Using the listing below, give the number of lines where "your" appears, and nothing else.

======== DATA SHOWN ========

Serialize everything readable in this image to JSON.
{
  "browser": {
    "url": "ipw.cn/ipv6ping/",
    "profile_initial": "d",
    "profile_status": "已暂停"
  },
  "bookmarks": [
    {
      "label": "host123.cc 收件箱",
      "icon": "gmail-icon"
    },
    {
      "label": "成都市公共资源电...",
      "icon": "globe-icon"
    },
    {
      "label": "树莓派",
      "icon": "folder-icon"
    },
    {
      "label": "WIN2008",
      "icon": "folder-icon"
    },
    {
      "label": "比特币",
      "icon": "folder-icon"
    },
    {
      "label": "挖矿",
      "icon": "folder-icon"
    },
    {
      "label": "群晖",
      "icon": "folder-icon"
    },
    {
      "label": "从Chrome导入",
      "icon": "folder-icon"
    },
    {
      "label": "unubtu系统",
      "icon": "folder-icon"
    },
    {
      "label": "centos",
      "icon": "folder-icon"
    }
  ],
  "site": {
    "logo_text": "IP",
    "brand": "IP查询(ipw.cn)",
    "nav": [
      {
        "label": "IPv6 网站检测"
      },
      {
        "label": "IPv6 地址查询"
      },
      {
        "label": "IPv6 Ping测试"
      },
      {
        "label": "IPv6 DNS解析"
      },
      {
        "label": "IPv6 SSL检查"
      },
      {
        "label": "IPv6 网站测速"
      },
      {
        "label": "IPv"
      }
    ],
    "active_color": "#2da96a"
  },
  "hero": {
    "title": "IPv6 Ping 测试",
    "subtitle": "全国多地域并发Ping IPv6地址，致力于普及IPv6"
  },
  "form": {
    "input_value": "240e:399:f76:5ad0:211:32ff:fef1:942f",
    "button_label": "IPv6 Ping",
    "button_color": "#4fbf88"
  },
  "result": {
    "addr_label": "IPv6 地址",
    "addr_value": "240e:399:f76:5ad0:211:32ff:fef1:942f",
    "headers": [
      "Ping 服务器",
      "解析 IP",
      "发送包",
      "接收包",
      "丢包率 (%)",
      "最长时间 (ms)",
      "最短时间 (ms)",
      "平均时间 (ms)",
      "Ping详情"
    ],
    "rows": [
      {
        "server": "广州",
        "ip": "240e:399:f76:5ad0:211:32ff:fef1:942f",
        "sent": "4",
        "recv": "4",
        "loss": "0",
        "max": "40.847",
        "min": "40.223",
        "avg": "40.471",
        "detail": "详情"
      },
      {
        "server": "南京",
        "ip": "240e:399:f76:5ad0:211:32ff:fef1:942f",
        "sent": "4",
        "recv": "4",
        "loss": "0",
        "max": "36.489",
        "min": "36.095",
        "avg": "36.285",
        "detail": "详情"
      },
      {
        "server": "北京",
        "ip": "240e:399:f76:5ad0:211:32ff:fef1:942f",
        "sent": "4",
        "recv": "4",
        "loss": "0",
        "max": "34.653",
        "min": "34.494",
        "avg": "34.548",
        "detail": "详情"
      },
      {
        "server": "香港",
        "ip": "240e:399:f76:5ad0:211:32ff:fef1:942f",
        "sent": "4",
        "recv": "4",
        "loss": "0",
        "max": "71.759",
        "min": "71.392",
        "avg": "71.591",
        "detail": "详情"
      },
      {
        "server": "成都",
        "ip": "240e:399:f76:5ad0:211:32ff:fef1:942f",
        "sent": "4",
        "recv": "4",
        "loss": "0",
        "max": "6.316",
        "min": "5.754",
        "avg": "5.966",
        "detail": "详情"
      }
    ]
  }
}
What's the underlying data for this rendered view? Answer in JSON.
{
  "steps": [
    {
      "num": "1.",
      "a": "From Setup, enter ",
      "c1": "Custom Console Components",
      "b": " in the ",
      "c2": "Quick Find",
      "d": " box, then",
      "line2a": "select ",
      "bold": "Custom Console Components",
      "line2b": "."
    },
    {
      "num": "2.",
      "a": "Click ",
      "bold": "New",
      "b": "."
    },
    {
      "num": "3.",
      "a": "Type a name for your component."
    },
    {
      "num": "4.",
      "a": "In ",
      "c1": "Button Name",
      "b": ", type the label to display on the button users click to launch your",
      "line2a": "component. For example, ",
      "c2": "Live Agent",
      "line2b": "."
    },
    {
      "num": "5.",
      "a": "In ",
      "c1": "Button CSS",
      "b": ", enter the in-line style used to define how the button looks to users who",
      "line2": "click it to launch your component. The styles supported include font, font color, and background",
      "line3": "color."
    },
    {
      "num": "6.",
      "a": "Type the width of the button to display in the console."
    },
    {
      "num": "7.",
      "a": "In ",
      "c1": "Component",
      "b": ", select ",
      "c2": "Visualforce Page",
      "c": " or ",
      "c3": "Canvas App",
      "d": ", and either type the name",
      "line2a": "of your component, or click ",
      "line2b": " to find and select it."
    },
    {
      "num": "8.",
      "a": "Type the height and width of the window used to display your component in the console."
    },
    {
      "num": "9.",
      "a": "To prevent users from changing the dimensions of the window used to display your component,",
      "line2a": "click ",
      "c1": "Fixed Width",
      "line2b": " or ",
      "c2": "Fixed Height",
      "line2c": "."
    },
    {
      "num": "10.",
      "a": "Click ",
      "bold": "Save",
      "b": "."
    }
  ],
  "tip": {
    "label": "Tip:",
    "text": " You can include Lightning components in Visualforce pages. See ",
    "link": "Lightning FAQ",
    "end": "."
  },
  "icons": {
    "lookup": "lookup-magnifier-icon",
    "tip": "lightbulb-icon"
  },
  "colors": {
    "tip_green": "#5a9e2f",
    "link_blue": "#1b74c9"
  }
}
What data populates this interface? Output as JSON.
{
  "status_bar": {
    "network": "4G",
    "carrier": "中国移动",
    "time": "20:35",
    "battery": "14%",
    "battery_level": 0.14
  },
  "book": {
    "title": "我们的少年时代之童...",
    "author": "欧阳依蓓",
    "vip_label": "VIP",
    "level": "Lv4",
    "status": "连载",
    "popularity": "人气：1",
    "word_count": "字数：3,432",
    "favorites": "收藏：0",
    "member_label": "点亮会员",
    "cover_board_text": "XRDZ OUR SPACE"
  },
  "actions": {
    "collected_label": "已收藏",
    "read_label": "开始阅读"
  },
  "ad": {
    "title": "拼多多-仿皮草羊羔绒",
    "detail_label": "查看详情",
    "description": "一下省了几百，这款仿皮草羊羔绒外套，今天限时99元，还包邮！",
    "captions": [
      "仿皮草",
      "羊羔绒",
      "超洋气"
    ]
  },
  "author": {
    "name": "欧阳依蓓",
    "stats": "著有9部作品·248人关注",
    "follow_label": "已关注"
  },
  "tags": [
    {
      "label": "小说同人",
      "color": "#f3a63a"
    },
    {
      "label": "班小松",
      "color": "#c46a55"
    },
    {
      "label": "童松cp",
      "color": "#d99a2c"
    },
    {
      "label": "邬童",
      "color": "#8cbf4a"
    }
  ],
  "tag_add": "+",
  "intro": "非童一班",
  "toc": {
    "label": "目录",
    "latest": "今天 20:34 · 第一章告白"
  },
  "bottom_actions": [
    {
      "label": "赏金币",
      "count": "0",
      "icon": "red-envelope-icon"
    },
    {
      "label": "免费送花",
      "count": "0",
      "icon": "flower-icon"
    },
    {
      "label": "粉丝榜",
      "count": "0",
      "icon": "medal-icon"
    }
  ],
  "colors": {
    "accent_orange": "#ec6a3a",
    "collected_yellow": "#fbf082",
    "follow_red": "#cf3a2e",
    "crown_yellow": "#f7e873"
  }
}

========

▶ EXERCISE SOLUTION: 6